Check each line of the data for "nmsx" and select those that have it.

[Start of section]

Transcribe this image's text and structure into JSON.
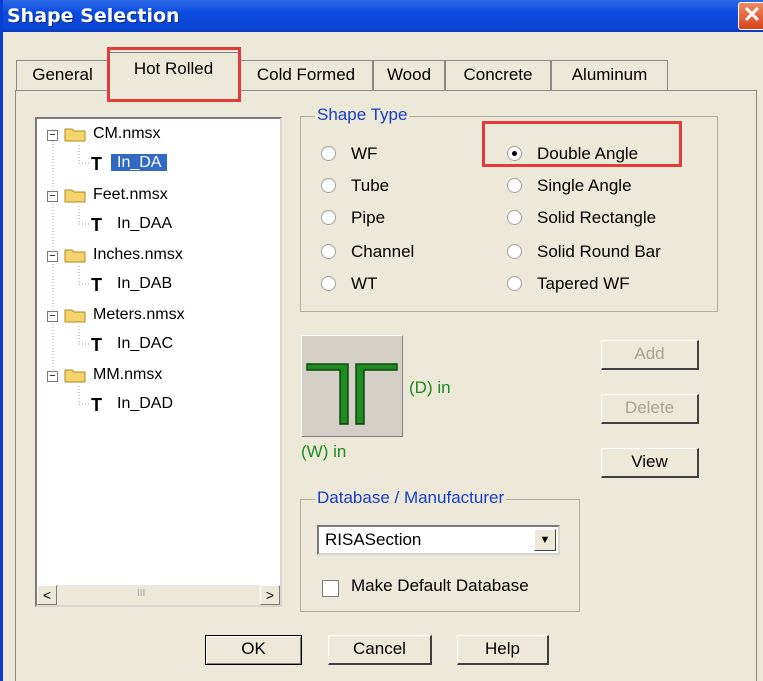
{
  "window": {
    "title": "Shape Selection",
    "close_glyph": "✕"
  },
  "tabs": [
    {
      "label": "General"
    },
    {
      "label": "Hot Rolled",
      "active": true
    },
    {
      "label": "Cold Formed"
    },
    {
      "label": "Wood"
    },
    {
      "label": "Concrete"
    },
    {
      "label": "Aluminum"
    }
  ],
  "tree": {
    "items": [
      {
        "label": "CM.nmsx",
        "type": "folder",
        "expanded": true
      },
      {
        "label": "In_DA",
        "type": "shape",
        "selected": true
      },
      {
        "label": "Feet.nmsx",
        "type": "folder",
        "expanded": true
      },
      {
        "label": "In_DAA",
        "type": "shape"
      },
      {
        "label": "Inches.nmsx",
        "type": "folder",
        "expanded": true
      },
      {
        "label": "In_DAB",
        "type": "shape"
      },
      {
        "label": "Meters.nmsx",
        "type": "folder",
        "expanded": true
      },
      {
        "label": "In_DAC",
        "type": "shape"
      },
      {
        "label": "MM.nmsx",
        "type": "folder",
        "expanded": true
      },
      {
        "label": "In_DAD",
        "type": "shape"
      }
    ],
    "scroll_left": "<",
    "scroll_right": ">",
    "scroll_thumb": "III"
  },
  "shape_type": {
    "title": "Shape Type",
    "options_left": [
      "WF",
      "Tube",
      "Pipe",
      "Channel",
      "WT"
    ],
    "options_right": [
      "Double Angle",
      "Single Angle",
      "Solid Rectangle",
      "Solid Round Bar",
      "Tapered WF"
    ],
    "selected": "Double Angle"
  },
  "preview": {
    "depth_label": "(D) in",
    "width_label": "(W) in",
    "line_color": "#1f8a1f"
  },
  "buttons": {
    "add": "Add",
    "delete": "Delete",
    "view": "View",
    "ok": "OK",
    "cancel": "Cancel",
    "help": "Help"
  },
  "database": {
    "title": "Database / Manufacturer",
    "selected": "RISASection",
    "dropdown_glyph": "▼",
    "make_default_label": "Make Default Database",
    "make_default_checked": false
  },
  "colors": {
    "title_bar": "#0a4be0",
    "highlight": "#e23b3b",
    "group_title": "#1a3dc4",
    "selection": "#316ac5"
  }
}
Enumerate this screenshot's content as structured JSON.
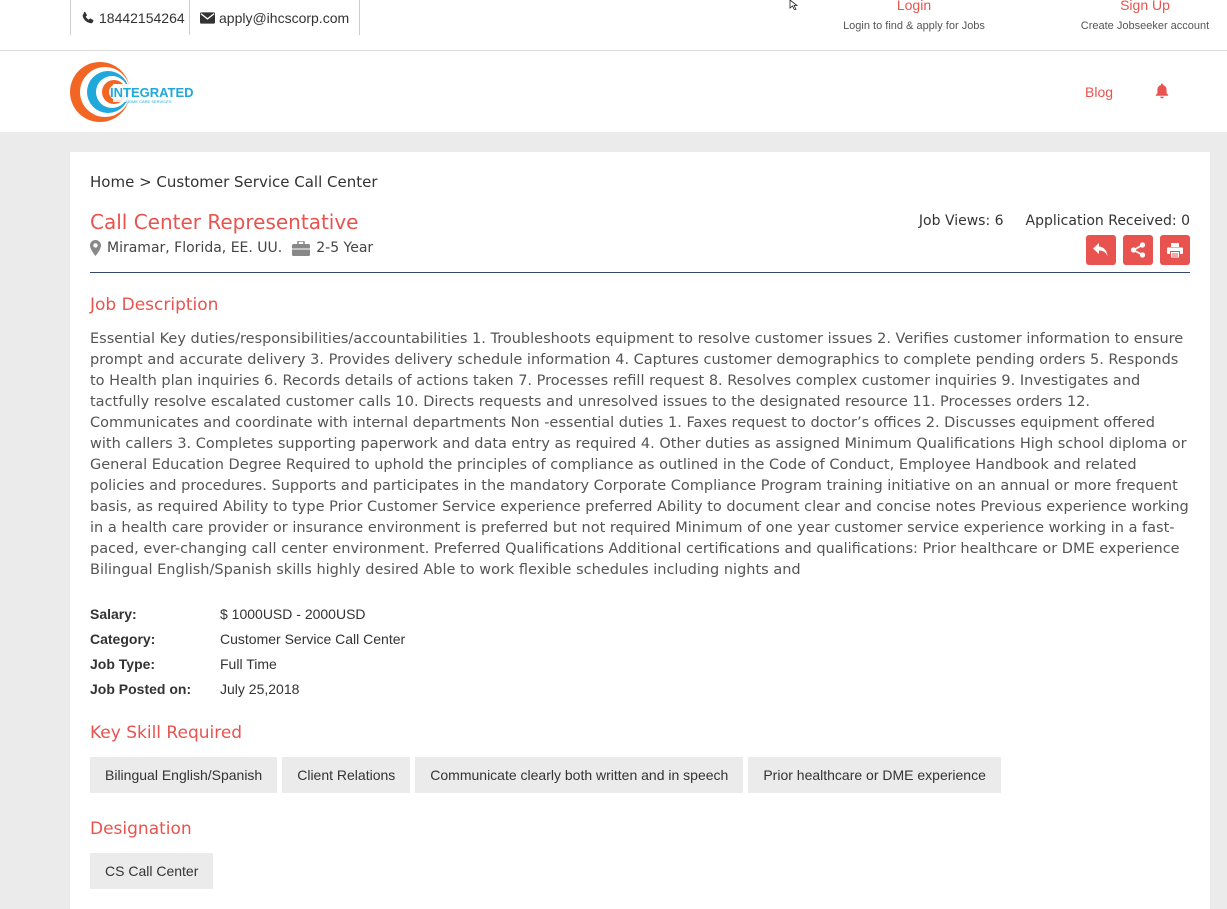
{
  "topbar": {
    "phone": "18442154264",
    "email": "apply@ihcscorp.com",
    "login": {
      "label": "Login",
      "sub": "Login to find & apply for Jobs"
    },
    "signup": {
      "label": "Sign Up",
      "sub": "Create Jobseeker account"
    }
  },
  "nav": {
    "logo_text": "INTEGRATED",
    "logo_sub": "HOME CARE SERVICES",
    "blog": "Blog"
  },
  "colors": {
    "accent": "#e8534f",
    "logo_blue": "#1fa8d9",
    "logo_orange": "#f26522"
  },
  "breadcrumb": "Home > Customer Service Call Center",
  "job": {
    "title": "Call Center Representative",
    "location": "Miramar, Florida, EE. UU.",
    "experience": "2-5 Year",
    "views": "Job Views: 6",
    "applications": "Application Received: 0"
  },
  "sections": {
    "description_heading": "Job Description",
    "skills_heading": "Key Skill Required",
    "designation_heading": "Designation"
  },
  "description": "Essential Key duties/responsibilities/accountabilities 1. Troubleshoots equipment to resolve customer issues 2. Verifies customer information to ensure prompt and accurate delivery 3. Provides delivery schedule information 4. Captures customer demographics to complete pending orders 5. Responds to Health plan inquiries 6. Records details of actions taken 7. Processes refill request 8. Resolves complex customer inquiries 9. Investigates and tactfully resolve escalated customer calls 10. Directs requests and unresolved issues to the designated resource 11. Processes orders 12. Communicates and coordinate with internal departments Non -essential duties 1. Faxes request to doctor’s offices 2. Discusses equipment offered with callers 3. Completes supporting paperwork and data entry as required 4. Other duties as assigned Minimum Qualifications High school diploma or General Education Degree Required to uphold the principles of compliance as outlined in the Code of Conduct, Employee Handbook and related policies and procedures. Supports and participates in the mandatory Corporate Compliance Program training initiative on an annual or more frequent basis, as required Ability to type Prior Customer Service experience preferred Ability to document clear and concise notes Previous experience working in a health care provider or insurance environment is preferred but not required Minimum of one year customer service experience working in a fast-paced, ever-changing call center environment. Preferred Qualifications Additional certifications and qualifications: Prior healthcare or DME experience Bilingual English/Spanish skills highly desired Able to work flexible schedules including nights and",
  "details": [
    {
      "label": "Salary:",
      "value": "$ 1000USD - 2000USD"
    },
    {
      "label": "Category:",
      "value": "Customer Service Call Center"
    },
    {
      "label": "Job Type:",
      "value": "Full Time"
    },
    {
      "label": "Job Posted on:",
      "value": "July 25,2018"
    }
  ],
  "skills": [
    "Bilingual English/Spanish",
    "Client Relations",
    "Communicate clearly both written and in speech",
    "Prior healthcare or DME experience"
  ],
  "designations": [
    "CS Call Center"
  ],
  "icons": [
    "phone-icon",
    "envelope-icon",
    "bell-icon",
    "map-marker-icon",
    "briefcase-icon",
    "reply-icon",
    "share-icon",
    "print-icon",
    "cursor-icon"
  ]
}
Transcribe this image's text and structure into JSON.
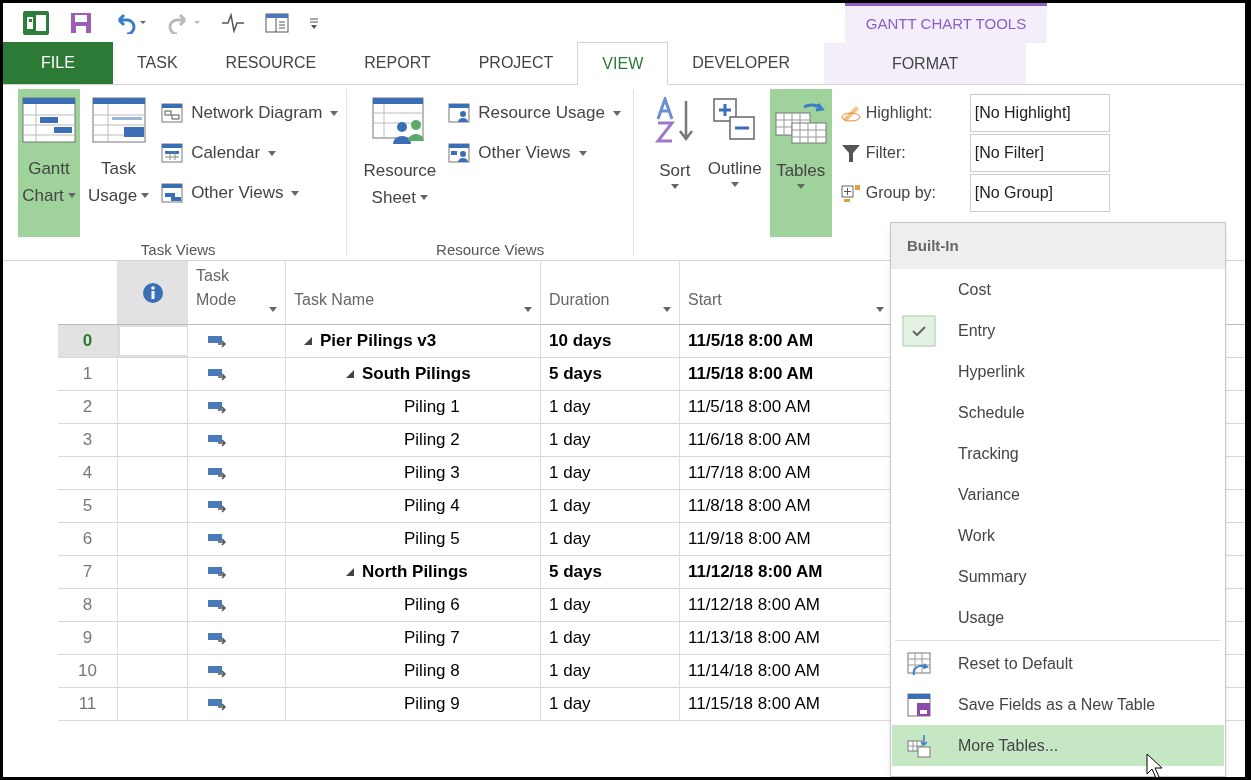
{
  "tabs": [
    {
      "label": "FILE",
      "kind": "file"
    },
    {
      "label": "TASK",
      "kind": "tab",
      "selected": false
    },
    {
      "label": "RESOURCE",
      "kind": "tab",
      "selected": false
    },
    {
      "label": "REPORT",
      "kind": "tab",
      "selected": false
    },
    {
      "label": "PROJECT",
      "kind": "tab",
      "selected": false
    },
    {
      "label": "VIEW",
      "kind": "tab",
      "selected": true
    },
    {
      "label": "DEVELOPER",
      "kind": "tab",
      "selected": false
    }
  ],
  "contextual": {
    "title": "GANTT CHART TOOLS",
    "tabs": [
      {
        "label": "FORMAT",
        "selected": false
      }
    ]
  },
  "ribbon": {
    "task_views": {
      "label": "Task Views",
      "big": [
        {
          "lines": [
            "Gantt",
            "Chart"
          ],
          "kind": "gantt",
          "active": true
        },
        {
          "lines": [
            "Task",
            "Usage"
          ],
          "kind": "usage",
          "active": false
        }
      ],
      "small": [
        {
          "label": "Network Diagram",
          "kind": "network"
        },
        {
          "label": "Calendar",
          "kind": "calendar"
        },
        {
          "label": "Other Views",
          "kind": "other"
        }
      ]
    },
    "resource_views": {
      "label": "Resource Views",
      "big": [
        {
          "lines": [
            "Resource",
            "Sheet"
          ],
          "kind": "resource",
          "active": false
        }
      ],
      "small": [
        {
          "label": "Resource Usage",
          "kind": "resusage"
        },
        {
          "label": "Other Views",
          "kind": "resother"
        }
      ]
    },
    "data": {
      "big": [
        {
          "lines": [
            "Sort"
          ],
          "kind": "sort",
          "active": false
        },
        {
          "lines": [
            "Outline"
          ],
          "kind": "outline",
          "active": false
        },
        {
          "lines": [
            "Tables"
          ],
          "kind": "tables",
          "active": true
        }
      ],
      "fields": [
        {
          "label": "Highlight:",
          "kind": "highlight",
          "value": "[No Highlight]"
        },
        {
          "label": "Filter:",
          "kind": "filter",
          "value": "[No Filter]"
        },
        {
          "label": "Group by:",
          "kind": "group",
          "value": "[No Group]"
        }
      ]
    }
  },
  "grid": {
    "columns": [
      {
        "label": "Task Mode",
        "kind": "mode"
      },
      {
        "label": "Task Name",
        "kind": "name"
      },
      {
        "label": "Duration",
        "kind": "duration"
      },
      {
        "label": "Start",
        "kind": "start"
      }
    ],
    "tasks": [
      {
        "id": "0",
        "name": "Pier Pilings v3",
        "duration": "10 days",
        "start": "11/5/18 8:00 AM",
        "selected": true,
        "expanded": true,
        "children": [
          {
            "id": "1",
            "name": "South Pilings",
            "duration": "5 days",
            "start": "11/5/18 8:00 AM",
            "selected": false,
            "expanded": true,
            "children": [
              {
                "id": "2",
                "name": "Piling 1",
                "duration": "1 day",
                "start": "11/5/18 8:00 AM",
                "selected": false
              },
              {
                "id": "3",
                "name": "Piling 2",
                "duration": "1 day",
                "start": "11/6/18 8:00 AM",
                "selected": false
              },
              {
                "id": "4",
                "name": "Piling 3",
                "duration": "1 day",
                "start": "11/7/18 8:00 AM",
                "selected": false
              },
              {
                "id": "5",
                "name": "Piling 4",
                "duration": "1 day",
                "start": "11/8/18 8:00 AM",
                "selected": false
              },
              {
                "id": "6",
                "name": "Piling 5",
                "duration": "1 day",
                "start": "11/9/18 8:00 AM",
                "selected": false
              }
            ]
          },
          {
            "id": "7",
            "name": "North Pilings",
            "duration": "5 days",
            "start": "11/12/18 8:00 AM",
            "selected": false,
            "expanded": true,
            "children": [
              {
                "id": "8",
                "name": "Piling 6",
                "duration": "1 day",
                "start": "11/12/18 8:00 AM",
                "selected": false
              },
              {
                "id": "9",
                "name": "Piling 7",
                "duration": "1 day",
                "start": "11/13/18 8:00 AM",
                "selected": false
              },
              {
                "id": "10",
                "name": "Piling 8",
                "duration": "1 day",
                "start": "11/14/18 8:00 AM",
                "selected": false
              },
              {
                "id": "11",
                "name": "Piling 9",
                "duration": "1 day",
                "start": "11/15/18 8:00 AM",
                "selected": false
              }
            ]
          }
        ]
      }
    ]
  },
  "menu": {
    "header": "Built-In",
    "items": [
      {
        "label": "Cost",
        "kind": "table",
        "checked": false,
        "selected": false
      },
      {
        "label": "Entry",
        "kind": "table",
        "checked": true,
        "selected": false
      },
      {
        "label": "Hyperlink",
        "kind": "table",
        "checked": false,
        "selected": false
      },
      {
        "label": "Schedule",
        "kind": "table",
        "checked": false,
        "selected": false
      },
      {
        "label": "Tracking",
        "kind": "table",
        "checked": false,
        "selected": false
      },
      {
        "label": "Variance",
        "kind": "table",
        "checked": false,
        "selected": false
      },
      {
        "label": "Work",
        "kind": "table",
        "checked": false,
        "selected": false
      },
      {
        "label": "Summary",
        "kind": "table",
        "checked": false,
        "selected": false
      },
      {
        "label": "Usage",
        "kind": "table",
        "checked": false,
        "selected": false
      },
      {
        "label": "Reset to Default",
        "kind": "reset",
        "selected": false
      },
      {
        "label": "Save Fields as a New Table",
        "kind": "save",
        "selected": false
      },
      {
        "label": "More Tables...",
        "kind": "more",
        "selected": true
      }
    ]
  }
}
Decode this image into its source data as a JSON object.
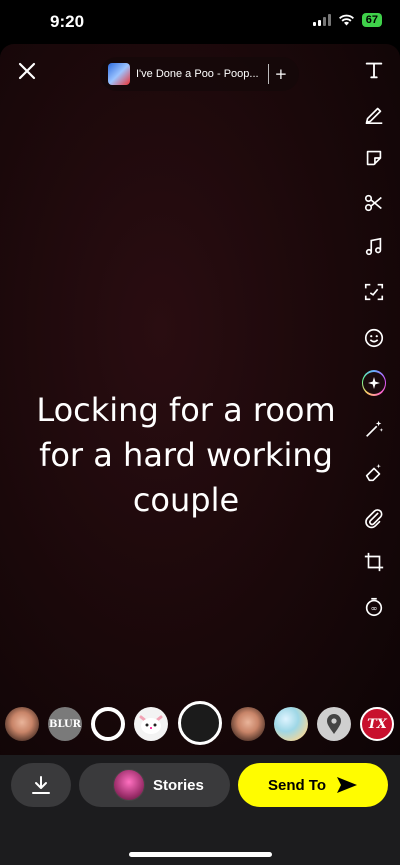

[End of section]

# Answer below:
        "label": "CM.nmsx",
        "label": "Feet.nmsx",
        "label": "Inches.nmsx",
        "label": "Meters.nmsx",
        "label": "MM.nmsx",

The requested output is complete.